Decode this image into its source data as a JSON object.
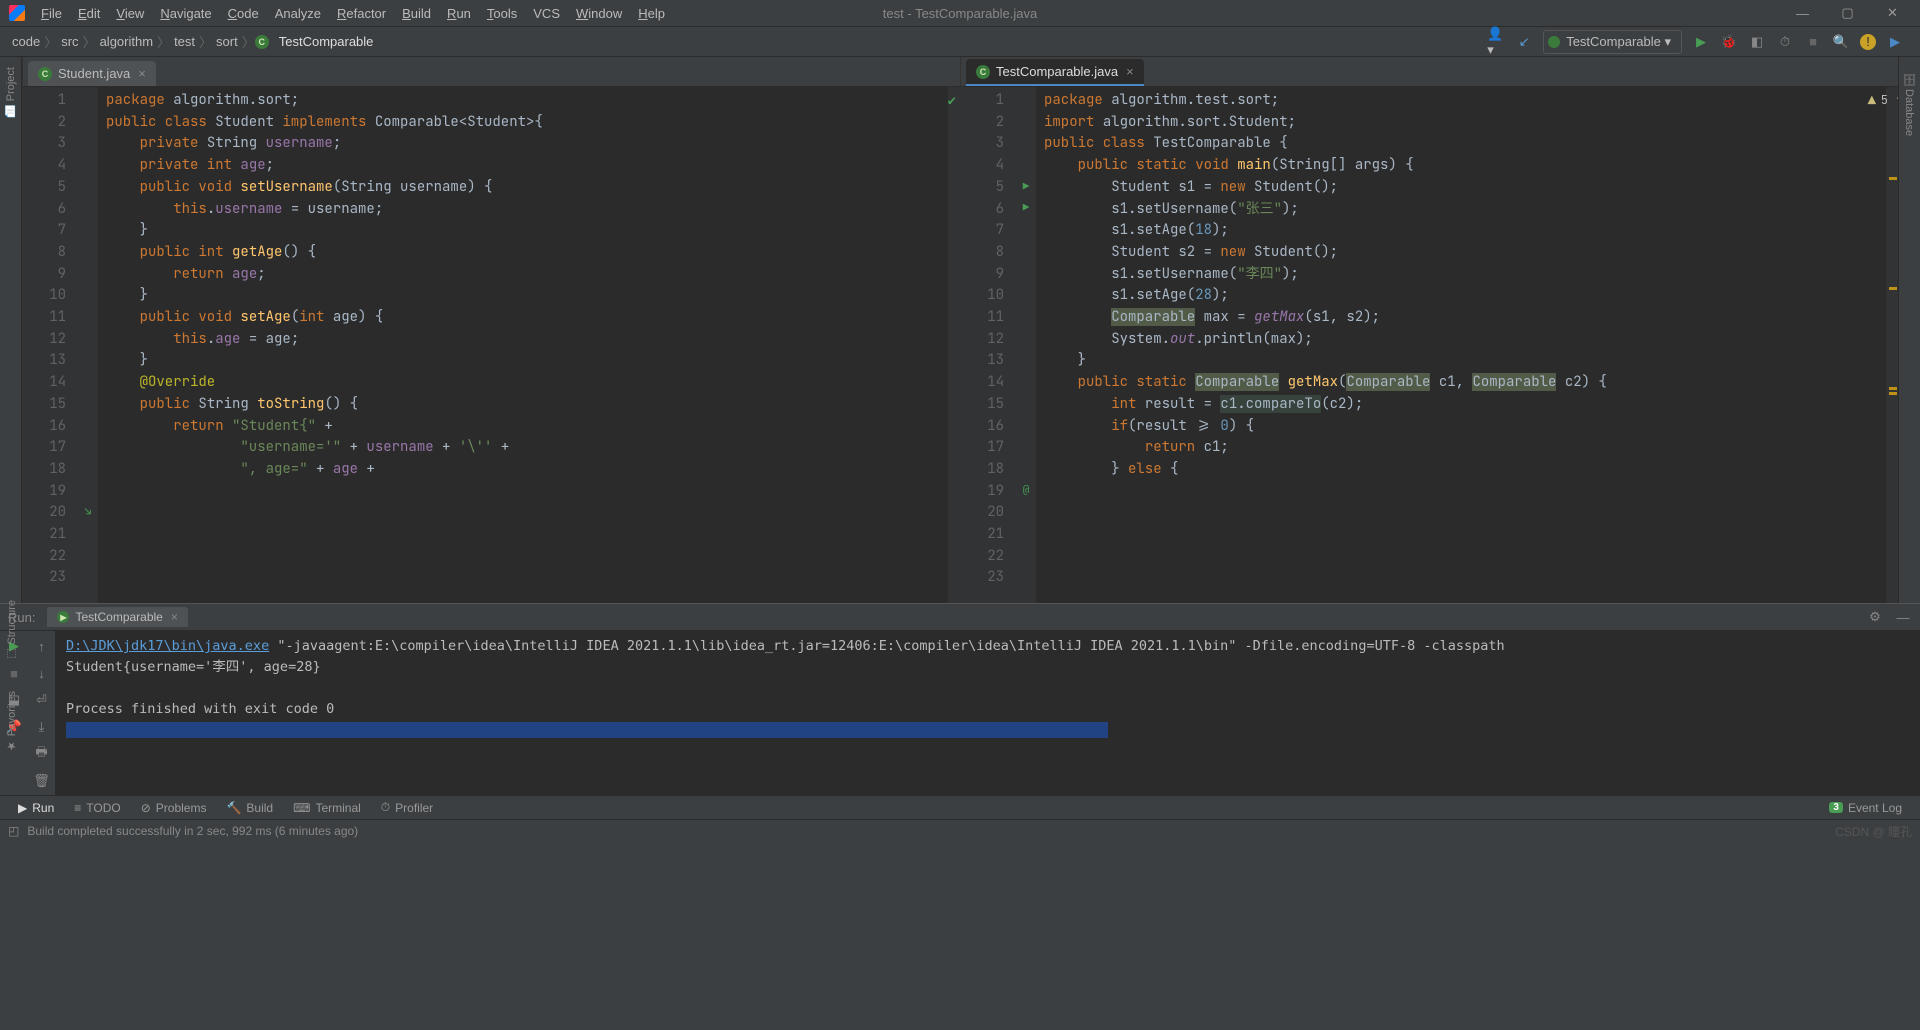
{
  "window": {
    "title": "test - TestComparable.java"
  },
  "menu": [
    "File",
    "Edit",
    "View",
    "Navigate",
    "Code",
    "Analyze",
    "Refactor",
    "Build",
    "Run",
    "Tools",
    "VCS",
    "Window",
    "Help"
  ],
  "menu_underline": [
    "F",
    "E",
    "V",
    "N",
    "C",
    "",
    "R",
    "B",
    "R",
    "T",
    "",
    "W",
    "H"
  ],
  "breadcrumbs": [
    "code",
    "src",
    "algorithm",
    "test",
    "sort",
    "TestComparable"
  ],
  "runConfig": "TestComparable",
  "sideLeft": [
    "Project"
  ],
  "sideLeft2": [
    "Structure",
    "Favorites"
  ],
  "sideRight": [
    "Database"
  ],
  "leftEditor": {
    "tab": "Student.java",
    "lines": 23,
    "warnings": {
      "count": 5
    },
    "code": [
      [
        [
          "kw",
          "package "
        ],
        [
          "",
          "algorithm.sort;"
        ]
      ],
      [
        [
          "",
          ""
        ]
      ],
      [
        [
          "kw",
          "public class "
        ],
        [
          "",
          "Student "
        ],
        [
          "kw",
          "implements "
        ],
        [
          "",
          "Comparable<Student>{"
        ]
      ],
      [
        [
          "",
          "    "
        ],
        [
          "kw",
          "private "
        ],
        [
          "",
          "String "
        ],
        [
          "fld",
          "username"
        ],
        [
          "",
          ";"
        ]
      ],
      [
        [
          "",
          "    "
        ],
        [
          "kw",
          "private int "
        ],
        [
          "fld",
          "age"
        ],
        [
          "",
          ";"
        ]
      ],
      [
        [
          "",
          ""
        ]
      ],
      [
        [
          "",
          "    "
        ],
        [
          "kw",
          "public void "
        ],
        [
          "fn",
          "setUsername"
        ],
        [
          "",
          "(String username) {"
        ]
      ],
      [
        [
          "",
          "        "
        ],
        [
          "kw",
          "this"
        ],
        [
          "",
          "."
        ],
        [
          "fld",
          "username"
        ],
        [
          "",
          ""
        ],
        [
          "",
          ""
        ],
        [
          "",
          ""
        ],
        [
          "",
          ""
        ],
        [
          "",
          " = username;"
        ]
      ],
      [
        [
          "",
          "    }"
        ]
      ],
      [
        [
          "",
          ""
        ]
      ],
      [
        [
          "",
          "    "
        ],
        [
          "kw",
          "public int "
        ],
        [
          "fn",
          "getAge"
        ],
        [
          "",
          "() {"
        ]
      ],
      [
        [
          "",
          "        "
        ],
        [
          "kw",
          "return "
        ],
        [
          "fld",
          "age"
        ],
        [
          "",
          ";"
        ]
      ],
      [
        [
          "",
          "    }"
        ]
      ],
      [
        [
          "",
          ""
        ]
      ],
      [
        [
          "",
          "    "
        ],
        [
          "kw",
          "public void "
        ],
        [
          "fn",
          "setAge"
        ],
        [
          "",
          "("
        ],
        [
          "kw",
          "int "
        ],
        [
          "",
          "age) {"
        ]
      ],
      [
        [
          "",
          "        "
        ],
        [
          "kw",
          "this"
        ],
        [
          "",
          "."
        ],
        [
          "fld",
          "age"
        ],
        [
          "",
          ""
        ],
        [
          "",
          " = age;"
        ]
      ],
      [
        [
          "",
          "    }"
        ]
      ],
      [
        [
          "",
          ""
        ]
      ],
      [
        [
          "",
          "    "
        ],
        [
          "ann",
          "@Override"
        ]
      ],
      [
        [
          "",
          "    "
        ],
        [
          "kw",
          "public "
        ],
        [
          "",
          "String "
        ],
        [
          "fn",
          "toString"
        ],
        [
          "",
          "() {"
        ]
      ],
      [
        [
          "",
          "        "
        ],
        [
          "kw",
          "return "
        ],
        [
          "str",
          "\"Student{\" "
        ],
        [
          "",
          "+"
        ]
      ],
      [
        [
          "",
          "                "
        ],
        [
          "str",
          "\"username='\" "
        ],
        [
          "",
          "+ "
        ],
        [
          "fld",
          "username"
        ],
        [
          "",
          ""
        ],
        [
          "",
          " + "
        ],
        [
          "str",
          "'\\'' "
        ],
        [
          "",
          "+"
        ]
      ],
      [
        [
          "",
          "                "
        ],
        [
          "str",
          "\", age=\" "
        ],
        [
          "",
          "+ "
        ],
        [
          "fld",
          "age"
        ],
        [
          "",
          ""
        ],
        [
          "",
          " +"
        ]
      ]
    ]
  },
  "rightEditor": {
    "tab": "TestComparable.java",
    "lines": 23,
    "warnings": 5,
    "code": [
      [
        [
          "kw",
          "package "
        ],
        [
          "",
          "algorithm.test.sort;"
        ]
      ],
      [
        [
          "",
          ""
        ]
      ],
      [
        [
          "kw",
          "import "
        ],
        [
          "",
          "algorithm.sort.Student;"
        ]
      ],
      [
        [
          "",
          ""
        ]
      ],
      [
        [
          "kw",
          "public class "
        ],
        [
          "",
          "TestComparable {"
        ]
      ],
      [
        [
          "",
          "    "
        ],
        [
          "kw",
          "public static void "
        ],
        [
          "fn",
          "main"
        ],
        [
          "",
          "(String[] args) {"
        ]
      ],
      [
        [
          "",
          "        Student s1 = "
        ],
        [
          "kw",
          "new "
        ],
        [
          "",
          "Student();"
        ]
      ],
      [
        [
          "",
          "        s1.setUsername("
        ],
        [
          "str",
          "\"张三\""
        ],
        [
          "",
          ");"
        ]
      ],
      [
        [
          "",
          "        s1.setAge("
        ],
        [
          "num",
          "18"
        ],
        [
          "",
          ");"
        ]
      ],
      [
        [
          "",
          ""
        ]
      ],
      [
        [
          "",
          "        Student s2 = "
        ],
        [
          "kw",
          "new "
        ],
        [
          "",
          "Student();"
        ]
      ],
      [
        [
          "",
          "        s1.setUsername("
        ],
        [
          "str",
          "\"李四\""
        ],
        [
          "",
          ");"
        ]
      ],
      [
        [
          "",
          "        s1.setAge("
        ],
        [
          "num",
          "28"
        ],
        [
          "",
          ");"
        ]
      ],
      [
        [
          "",
          ""
        ]
      ],
      [
        [
          "",
          "        "
        ],
        [
          "hl-box",
          "Comparable"
        ],
        [
          "",
          " max = "
        ],
        [
          "st",
          "getMax"
        ],
        [
          "",
          "(s1, s2);"
        ]
      ],
      [
        [
          "",
          "        System."
        ],
        [
          "st",
          "out"
        ],
        [
          "",
          ".println(max);"
        ]
      ],
      [
        [
          "",
          "    }"
        ]
      ],
      [
        [
          "",
          ""
        ]
      ],
      [
        [
          "",
          "    "
        ],
        [
          "kw",
          "public static "
        ],
        [
          "hl-box",
          "Comparable"
        ],
        [
          "",
          " "
        ],
        [
          "fn",
          "getMax"
        ],
        [
          "",
          "("
        ],
        [
          "hl-box",
          "Comparable"
        ],
        [
          "",
          " c1, "
        ],
        [
          "hl-box",
          "Comparable"
        ],
        [
          "",
          " c2) {"
        ]
      ],
      [
        [
          "",
          "        "
        ],
        [
          "kw",
          "int "
        ],
        [
          "",
          "result = "
        ],
        [
          "hl",
          "c1.compareTo"
        ],
        [
          "",
          "(c2);"
        ]
      ],
      [
        [
          "",
          "        "
        ],
        [
          "kw",
          "if"
        ],
        [
          "",
          "(result >= "
        ],
        [
          "num",
          "0"
        ],
        [
          "",
          ") {"
        ]
      ],
      [
        [
          "",
          "            "
        ],
        [
          "kw",
          "return "
        ],
        [
          "",
          "c1;"
        ]
      ],
      [
        [
          "",
          "        } "
        ],
        [
          "kw",
          "else "
        ],
        [
          "",
          "{"
        ]
      ]
    ]
  },
  "run": {
    "title": "Run:",
    "tab": "TestComparable",
    "jdkPath": "D:\\JDK\\jdk17\\bin\\java.exe",
    "args": " \"-javaagent:E:\\compiler\\idea\\IntelliJ IDEA 2021.1.1\\lib\\idea_rt.jar=12406:E:\\compiler\\idea\\IntelliJ IDEA 2021.1.1\\bin\" -Dfile.encoding=UTF-8 -classpath ",
    "out1": "Student{username='李四', age=28}",
    "exit": "Process finished with exit code 0"
  },
  "bottom": {
    "run": "Run",
    "todo": "TODO",
    "problems": "Problems",
    "build": "Build",
    "terminal": "Terminal",
    "profiler": "Profiler",
    "event": "Event Log",
    "eventCount": "3"
  },
  "status": {
    "msg": "Build completed successfully in 2 sec, 992 ms (6 minutes ago)",
    "watermark": "CSDN @ 瞳孔"
  }
}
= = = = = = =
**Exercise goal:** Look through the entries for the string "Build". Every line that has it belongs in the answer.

**Written response:**
    "Build",
    "build": "Build",
    "msg": "Build completed successfully in 2 sec, 992 ms (6 minutes ago)",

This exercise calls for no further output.